RP: I just love his voice. One of my favorite records of all time is Elvis Costello's Get Happy!, and then the Rockpile records, I love. It's not so much any kind of real pure cinematic notion as much as I just love the songs. Those first four Elvis Costello records that he produced, those are some of my favorite records of all time.
Mark Lanegan, "Hit The City"
RP: Again, one of the great voices of rock 'n roll—Mark Lanegan from Screaming Trees. I just finished [the Bob Dylan biopic] I'm Not There, and he did a song for us for that.
Sparklehorse, "Dark As A Dungeon"
RP: Kind of a great rock 'n roll tragic figure, Mark Linkous. They used his song ["It's A Wonderful Life"] in that movie Laurel Canyon, and it was his song that the band in the movie was playing, and Lou Barlow was in the band on camera.
Doug Sahm, "Goodbye San Francisco"
RP: I put a Doug Sahm song, "(Is Anybody Going To) San Antone" in a movie, Jesus' Son, which I love, one of my favorite songs that I ever put in a movie, with great Bob Dylan background vocals, or counter-vocals, on it.

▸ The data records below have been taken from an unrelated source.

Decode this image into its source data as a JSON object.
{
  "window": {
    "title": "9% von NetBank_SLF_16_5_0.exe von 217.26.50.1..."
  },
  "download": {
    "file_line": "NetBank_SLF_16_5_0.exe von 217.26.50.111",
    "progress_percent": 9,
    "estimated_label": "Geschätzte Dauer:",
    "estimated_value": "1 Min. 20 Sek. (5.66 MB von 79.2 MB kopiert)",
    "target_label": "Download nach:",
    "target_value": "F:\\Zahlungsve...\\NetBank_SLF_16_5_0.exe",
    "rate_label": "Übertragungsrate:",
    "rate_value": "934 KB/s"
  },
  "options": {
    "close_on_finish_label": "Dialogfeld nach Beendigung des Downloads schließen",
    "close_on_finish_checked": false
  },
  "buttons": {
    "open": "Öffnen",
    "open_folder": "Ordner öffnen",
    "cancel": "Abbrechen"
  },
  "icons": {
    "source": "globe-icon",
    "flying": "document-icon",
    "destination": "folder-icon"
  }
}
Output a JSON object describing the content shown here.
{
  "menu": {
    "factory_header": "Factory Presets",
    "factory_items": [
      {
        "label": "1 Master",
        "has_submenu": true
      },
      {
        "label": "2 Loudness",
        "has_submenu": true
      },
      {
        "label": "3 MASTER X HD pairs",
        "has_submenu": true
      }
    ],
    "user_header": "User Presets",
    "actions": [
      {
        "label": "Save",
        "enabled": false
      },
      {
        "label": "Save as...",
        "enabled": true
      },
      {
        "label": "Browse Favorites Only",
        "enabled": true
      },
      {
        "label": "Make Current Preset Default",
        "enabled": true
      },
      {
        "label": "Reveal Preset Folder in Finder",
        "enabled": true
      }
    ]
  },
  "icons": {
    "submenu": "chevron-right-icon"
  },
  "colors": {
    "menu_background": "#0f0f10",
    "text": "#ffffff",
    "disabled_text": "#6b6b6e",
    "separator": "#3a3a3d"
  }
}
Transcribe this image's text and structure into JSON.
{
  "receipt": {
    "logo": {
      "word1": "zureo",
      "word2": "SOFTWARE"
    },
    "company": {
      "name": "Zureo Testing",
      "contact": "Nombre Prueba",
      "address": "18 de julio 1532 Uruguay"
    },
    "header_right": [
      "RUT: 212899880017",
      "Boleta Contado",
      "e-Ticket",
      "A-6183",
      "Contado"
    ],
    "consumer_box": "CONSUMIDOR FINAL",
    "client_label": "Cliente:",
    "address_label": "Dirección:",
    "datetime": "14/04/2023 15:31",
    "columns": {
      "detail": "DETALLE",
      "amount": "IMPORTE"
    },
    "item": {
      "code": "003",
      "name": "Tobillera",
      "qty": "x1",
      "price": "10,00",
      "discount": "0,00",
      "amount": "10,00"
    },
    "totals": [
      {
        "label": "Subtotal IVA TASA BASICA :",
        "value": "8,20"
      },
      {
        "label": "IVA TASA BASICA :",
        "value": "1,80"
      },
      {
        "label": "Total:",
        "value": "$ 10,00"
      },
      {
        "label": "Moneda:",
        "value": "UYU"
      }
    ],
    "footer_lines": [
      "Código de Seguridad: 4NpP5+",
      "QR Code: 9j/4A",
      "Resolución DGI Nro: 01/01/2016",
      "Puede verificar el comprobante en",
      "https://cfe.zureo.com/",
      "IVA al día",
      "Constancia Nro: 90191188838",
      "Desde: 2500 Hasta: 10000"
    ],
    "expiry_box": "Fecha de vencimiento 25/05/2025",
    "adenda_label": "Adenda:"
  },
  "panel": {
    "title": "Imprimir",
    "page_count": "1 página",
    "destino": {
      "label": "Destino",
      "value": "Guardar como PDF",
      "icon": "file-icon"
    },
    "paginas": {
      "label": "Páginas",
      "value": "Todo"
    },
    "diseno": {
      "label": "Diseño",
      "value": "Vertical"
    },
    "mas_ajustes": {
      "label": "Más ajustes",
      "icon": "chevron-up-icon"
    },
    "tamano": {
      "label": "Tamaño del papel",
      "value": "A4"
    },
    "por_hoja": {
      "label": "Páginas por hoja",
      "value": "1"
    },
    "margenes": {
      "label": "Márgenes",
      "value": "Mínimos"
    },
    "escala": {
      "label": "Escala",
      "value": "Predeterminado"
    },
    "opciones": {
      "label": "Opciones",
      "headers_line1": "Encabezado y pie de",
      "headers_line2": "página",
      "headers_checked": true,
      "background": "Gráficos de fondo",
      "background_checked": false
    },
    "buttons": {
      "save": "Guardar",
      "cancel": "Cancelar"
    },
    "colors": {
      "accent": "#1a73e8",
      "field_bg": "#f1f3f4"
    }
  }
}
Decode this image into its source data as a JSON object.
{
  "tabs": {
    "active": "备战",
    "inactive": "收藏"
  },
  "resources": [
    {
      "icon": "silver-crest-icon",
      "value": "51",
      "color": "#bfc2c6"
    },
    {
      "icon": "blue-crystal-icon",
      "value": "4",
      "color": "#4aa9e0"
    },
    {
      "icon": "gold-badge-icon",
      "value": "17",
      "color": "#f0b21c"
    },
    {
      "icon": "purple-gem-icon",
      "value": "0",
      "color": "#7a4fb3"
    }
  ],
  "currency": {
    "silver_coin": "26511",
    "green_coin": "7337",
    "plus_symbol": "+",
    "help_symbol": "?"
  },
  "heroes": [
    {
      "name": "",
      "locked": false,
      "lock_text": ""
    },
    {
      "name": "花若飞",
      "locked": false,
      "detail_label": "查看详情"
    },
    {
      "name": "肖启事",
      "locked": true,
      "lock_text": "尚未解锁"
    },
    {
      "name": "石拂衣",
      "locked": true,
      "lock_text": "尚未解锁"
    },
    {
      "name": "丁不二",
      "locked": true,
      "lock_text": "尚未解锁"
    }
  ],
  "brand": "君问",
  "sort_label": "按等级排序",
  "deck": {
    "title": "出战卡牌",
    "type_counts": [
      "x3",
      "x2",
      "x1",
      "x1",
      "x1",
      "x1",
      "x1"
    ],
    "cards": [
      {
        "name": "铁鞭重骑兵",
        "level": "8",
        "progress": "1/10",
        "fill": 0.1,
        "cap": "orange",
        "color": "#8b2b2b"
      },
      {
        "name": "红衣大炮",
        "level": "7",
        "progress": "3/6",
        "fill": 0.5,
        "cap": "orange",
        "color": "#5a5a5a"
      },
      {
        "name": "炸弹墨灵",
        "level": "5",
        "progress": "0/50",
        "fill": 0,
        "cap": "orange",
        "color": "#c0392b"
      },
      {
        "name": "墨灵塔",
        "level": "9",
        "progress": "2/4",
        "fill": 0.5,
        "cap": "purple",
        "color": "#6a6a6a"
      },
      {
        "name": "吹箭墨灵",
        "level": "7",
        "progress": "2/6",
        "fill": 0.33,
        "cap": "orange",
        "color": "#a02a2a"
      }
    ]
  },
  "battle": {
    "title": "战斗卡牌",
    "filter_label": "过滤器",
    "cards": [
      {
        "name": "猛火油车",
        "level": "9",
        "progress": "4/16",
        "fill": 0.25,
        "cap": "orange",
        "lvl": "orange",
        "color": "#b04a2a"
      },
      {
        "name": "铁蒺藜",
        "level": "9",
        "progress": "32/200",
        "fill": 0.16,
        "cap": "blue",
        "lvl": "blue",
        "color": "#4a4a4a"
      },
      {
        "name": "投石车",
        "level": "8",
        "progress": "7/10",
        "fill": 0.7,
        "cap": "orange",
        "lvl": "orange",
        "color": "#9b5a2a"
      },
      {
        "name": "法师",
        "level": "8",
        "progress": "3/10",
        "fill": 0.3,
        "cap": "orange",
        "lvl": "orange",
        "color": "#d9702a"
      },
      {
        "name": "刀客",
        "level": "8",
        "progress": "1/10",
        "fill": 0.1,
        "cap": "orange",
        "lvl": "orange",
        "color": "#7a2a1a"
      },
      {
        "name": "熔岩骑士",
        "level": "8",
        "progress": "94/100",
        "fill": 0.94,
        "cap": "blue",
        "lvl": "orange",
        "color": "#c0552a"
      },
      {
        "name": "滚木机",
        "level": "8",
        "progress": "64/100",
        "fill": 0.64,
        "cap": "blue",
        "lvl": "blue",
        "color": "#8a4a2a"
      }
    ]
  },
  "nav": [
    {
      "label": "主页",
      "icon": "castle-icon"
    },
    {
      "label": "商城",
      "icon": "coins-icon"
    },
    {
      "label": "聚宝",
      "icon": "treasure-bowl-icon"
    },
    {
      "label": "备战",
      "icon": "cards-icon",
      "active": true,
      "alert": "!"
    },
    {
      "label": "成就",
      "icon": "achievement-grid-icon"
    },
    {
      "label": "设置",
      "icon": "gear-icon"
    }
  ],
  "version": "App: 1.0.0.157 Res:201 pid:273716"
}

Tommy Guerrero, "Create And Destroy"
RP: That's pretty funny, 'cause Tommy lives in the Bay Area. A really super-cool musician, borne out of that skateboard world I find so exciting—the cross-currenting between music, art, and sports, and a very unique collection of people.
House Of Freaks, "40 Years"
RP: They were a legendary two-piece band, which is kind of rare. Unfortunately, that guy in the band [Bryan Harvey] was murdered, or whatever it was, two years ago. That was right in that era where college radio was becoming alternative music.